> _What is required_
Look through the records below, and whenever a line contains "input", copy it.

> _Provided information_
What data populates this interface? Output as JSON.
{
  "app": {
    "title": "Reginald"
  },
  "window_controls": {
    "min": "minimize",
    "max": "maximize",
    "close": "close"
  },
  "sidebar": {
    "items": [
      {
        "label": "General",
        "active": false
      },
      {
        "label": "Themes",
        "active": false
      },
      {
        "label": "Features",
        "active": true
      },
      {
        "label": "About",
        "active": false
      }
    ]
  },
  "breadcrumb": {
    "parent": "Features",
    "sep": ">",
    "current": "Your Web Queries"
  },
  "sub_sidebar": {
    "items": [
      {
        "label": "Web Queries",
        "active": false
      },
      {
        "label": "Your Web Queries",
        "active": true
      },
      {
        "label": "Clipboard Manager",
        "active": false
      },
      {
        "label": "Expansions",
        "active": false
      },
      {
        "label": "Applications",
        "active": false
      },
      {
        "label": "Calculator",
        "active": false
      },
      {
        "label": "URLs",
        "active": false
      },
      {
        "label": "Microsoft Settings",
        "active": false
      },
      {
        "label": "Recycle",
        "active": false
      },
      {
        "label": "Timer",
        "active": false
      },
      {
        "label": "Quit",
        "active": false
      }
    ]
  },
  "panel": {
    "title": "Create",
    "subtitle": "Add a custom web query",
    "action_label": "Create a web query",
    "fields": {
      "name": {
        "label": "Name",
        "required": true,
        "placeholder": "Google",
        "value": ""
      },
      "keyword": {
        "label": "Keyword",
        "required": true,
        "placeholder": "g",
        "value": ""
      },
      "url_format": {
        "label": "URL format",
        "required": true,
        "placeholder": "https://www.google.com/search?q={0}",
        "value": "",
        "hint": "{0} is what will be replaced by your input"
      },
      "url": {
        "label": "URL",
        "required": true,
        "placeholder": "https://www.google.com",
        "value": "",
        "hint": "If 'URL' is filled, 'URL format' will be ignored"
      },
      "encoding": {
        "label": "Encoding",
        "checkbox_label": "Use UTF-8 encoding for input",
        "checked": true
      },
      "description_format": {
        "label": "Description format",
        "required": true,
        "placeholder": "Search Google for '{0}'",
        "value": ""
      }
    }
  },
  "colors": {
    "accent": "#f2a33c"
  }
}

> _Solved problem_
        "hint": "{0} is what will be replaced by your input"
        "checkbox_label": "Use UTF-8 encoding for input",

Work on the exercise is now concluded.